*** Begin section ***

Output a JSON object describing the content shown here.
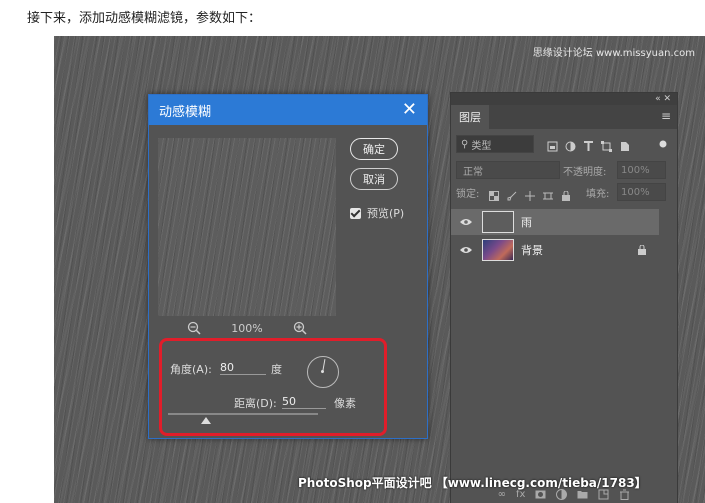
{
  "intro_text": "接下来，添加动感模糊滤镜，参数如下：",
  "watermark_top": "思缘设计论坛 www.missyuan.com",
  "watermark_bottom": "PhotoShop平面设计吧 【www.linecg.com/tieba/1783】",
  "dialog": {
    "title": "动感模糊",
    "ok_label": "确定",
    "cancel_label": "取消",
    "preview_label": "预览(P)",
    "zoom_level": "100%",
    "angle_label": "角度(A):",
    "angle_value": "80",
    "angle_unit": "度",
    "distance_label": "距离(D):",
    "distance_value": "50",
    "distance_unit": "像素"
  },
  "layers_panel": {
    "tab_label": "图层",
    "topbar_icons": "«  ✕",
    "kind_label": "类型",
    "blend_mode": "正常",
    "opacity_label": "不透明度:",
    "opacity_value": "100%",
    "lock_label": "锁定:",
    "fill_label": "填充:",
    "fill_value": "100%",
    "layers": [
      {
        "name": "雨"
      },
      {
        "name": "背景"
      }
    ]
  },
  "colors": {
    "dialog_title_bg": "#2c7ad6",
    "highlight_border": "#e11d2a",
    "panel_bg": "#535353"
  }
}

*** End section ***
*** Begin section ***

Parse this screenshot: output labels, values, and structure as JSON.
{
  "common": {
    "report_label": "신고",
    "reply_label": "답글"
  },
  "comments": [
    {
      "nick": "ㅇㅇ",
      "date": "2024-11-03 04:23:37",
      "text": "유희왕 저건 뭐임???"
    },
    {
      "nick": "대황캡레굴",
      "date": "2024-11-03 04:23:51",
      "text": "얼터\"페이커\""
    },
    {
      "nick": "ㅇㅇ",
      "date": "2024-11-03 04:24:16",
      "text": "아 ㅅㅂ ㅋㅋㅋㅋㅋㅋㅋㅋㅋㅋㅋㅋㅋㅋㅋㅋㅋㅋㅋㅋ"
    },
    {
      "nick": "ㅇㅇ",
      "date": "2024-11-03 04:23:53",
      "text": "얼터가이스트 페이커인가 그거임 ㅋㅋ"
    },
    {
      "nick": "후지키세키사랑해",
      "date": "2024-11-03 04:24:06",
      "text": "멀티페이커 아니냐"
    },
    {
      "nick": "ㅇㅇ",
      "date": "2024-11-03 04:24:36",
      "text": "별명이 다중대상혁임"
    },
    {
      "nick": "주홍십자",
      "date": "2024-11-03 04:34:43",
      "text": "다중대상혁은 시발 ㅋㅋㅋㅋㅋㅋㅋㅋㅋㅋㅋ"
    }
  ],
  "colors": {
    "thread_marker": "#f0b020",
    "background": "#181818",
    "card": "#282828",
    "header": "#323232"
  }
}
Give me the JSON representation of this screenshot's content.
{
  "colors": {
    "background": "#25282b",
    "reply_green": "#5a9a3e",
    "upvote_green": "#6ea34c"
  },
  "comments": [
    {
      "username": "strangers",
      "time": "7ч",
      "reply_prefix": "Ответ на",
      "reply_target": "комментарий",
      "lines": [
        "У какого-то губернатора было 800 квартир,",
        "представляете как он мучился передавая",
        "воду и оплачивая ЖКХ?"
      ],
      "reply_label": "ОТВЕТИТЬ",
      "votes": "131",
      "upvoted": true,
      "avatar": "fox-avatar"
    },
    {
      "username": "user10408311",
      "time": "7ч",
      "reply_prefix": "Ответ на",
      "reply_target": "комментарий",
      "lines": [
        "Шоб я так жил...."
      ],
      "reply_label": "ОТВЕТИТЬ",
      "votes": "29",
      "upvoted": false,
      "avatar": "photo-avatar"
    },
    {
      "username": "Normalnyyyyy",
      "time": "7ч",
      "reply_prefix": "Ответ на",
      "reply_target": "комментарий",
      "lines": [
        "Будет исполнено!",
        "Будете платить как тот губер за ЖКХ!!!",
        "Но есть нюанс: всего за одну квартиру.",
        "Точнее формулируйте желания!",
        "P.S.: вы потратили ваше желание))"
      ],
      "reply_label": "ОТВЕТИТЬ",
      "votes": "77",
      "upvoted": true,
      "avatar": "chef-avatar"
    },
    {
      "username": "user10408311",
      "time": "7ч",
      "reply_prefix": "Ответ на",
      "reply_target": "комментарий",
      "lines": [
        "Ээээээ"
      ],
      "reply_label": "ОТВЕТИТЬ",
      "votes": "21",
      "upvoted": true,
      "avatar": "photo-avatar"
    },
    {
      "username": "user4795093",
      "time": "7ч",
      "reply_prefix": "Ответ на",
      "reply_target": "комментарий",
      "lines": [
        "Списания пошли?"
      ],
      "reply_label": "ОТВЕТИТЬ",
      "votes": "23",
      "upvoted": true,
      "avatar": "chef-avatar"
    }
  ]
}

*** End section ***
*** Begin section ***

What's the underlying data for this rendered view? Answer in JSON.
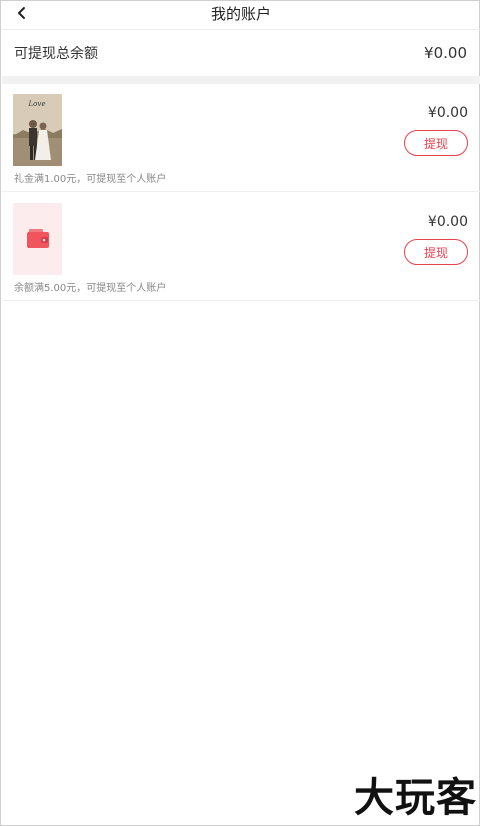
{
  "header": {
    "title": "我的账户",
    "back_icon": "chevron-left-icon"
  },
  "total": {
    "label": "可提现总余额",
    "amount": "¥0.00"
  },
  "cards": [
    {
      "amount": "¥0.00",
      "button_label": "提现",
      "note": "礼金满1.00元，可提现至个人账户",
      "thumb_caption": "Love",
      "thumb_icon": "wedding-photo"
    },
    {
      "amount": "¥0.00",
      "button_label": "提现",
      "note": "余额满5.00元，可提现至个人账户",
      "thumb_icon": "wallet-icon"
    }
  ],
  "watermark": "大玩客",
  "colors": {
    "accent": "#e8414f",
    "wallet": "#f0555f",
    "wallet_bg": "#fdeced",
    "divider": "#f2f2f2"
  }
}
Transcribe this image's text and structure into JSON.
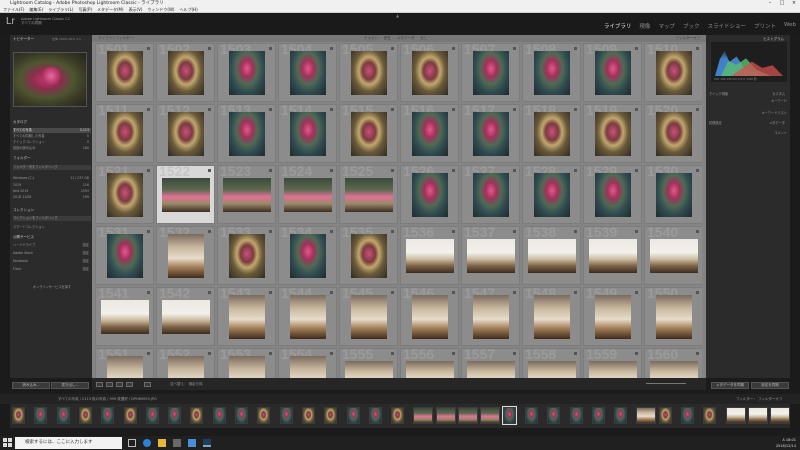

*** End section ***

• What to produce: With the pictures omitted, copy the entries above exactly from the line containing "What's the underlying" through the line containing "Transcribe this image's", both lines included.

• Task output:
What's the underlying data for this rendered view? Answer in JSON.
{
  "header": {
    "title": "我的账户",
    "back_icon": "chevron-left-icon"
  },
  "total": {
    "label": "可提现总余额",
    "amount": "¥0.00"
  },
  "cards": [
    {
      "amount": "¥0.00",
      "button_label": "提现",
      "note": "礼金满1.00元，可提现至个人账户",
      "thumb_caption": "Love",
      "thumb_icon": "wedding-photo"
    },
    {
      "amount": "¥0.00",
      "button_label": "提现",
      "note": "余额满5.00元，可提现至个人账户",
      "thumb_icon": "wallet-icon"
    }
  ],
  "watermark": "大玩客",
  "colors": {
    "accent": "#e8414f",
    "wallet": "#f0555f",
    "wallet_bg": "#fdeced",
    "divider": "#f2f2f2"
  }
}
Transcribe this image's text and structure into JSON.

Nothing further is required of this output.